(Entries from a dataset of interfaces)
Content starts

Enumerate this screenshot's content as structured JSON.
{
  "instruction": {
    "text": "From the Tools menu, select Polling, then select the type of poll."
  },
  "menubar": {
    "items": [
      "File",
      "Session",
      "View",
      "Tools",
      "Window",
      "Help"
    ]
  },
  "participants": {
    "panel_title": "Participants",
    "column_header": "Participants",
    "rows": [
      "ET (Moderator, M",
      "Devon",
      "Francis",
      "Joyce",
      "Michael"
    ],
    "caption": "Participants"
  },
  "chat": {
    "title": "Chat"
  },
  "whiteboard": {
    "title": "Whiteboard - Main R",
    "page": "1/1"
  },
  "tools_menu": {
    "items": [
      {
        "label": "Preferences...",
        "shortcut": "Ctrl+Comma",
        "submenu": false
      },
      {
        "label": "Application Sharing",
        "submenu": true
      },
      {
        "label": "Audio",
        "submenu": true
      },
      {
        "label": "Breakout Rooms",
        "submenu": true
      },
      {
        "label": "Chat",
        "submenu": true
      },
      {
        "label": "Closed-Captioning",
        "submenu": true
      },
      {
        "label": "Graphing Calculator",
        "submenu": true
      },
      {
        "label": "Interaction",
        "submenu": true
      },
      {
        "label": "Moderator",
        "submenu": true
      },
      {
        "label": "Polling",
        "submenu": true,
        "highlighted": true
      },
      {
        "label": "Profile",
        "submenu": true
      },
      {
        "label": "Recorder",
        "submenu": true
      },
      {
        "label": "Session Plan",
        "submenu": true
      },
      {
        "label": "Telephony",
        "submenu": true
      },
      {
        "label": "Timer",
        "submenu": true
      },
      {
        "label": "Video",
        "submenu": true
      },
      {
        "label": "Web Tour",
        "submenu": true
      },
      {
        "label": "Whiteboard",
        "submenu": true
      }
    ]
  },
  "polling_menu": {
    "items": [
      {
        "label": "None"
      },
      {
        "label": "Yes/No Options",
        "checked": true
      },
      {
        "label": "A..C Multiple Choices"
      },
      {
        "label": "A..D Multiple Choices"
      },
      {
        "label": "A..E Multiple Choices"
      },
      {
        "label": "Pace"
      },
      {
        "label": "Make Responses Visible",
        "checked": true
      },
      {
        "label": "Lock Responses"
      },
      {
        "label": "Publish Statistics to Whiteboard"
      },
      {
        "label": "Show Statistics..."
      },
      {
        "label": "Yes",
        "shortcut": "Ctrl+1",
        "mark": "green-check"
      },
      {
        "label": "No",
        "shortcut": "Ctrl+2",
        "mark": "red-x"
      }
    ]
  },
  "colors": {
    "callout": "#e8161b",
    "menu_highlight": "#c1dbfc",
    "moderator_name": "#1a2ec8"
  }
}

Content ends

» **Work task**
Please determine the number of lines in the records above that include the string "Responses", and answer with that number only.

» **Result for this task**
2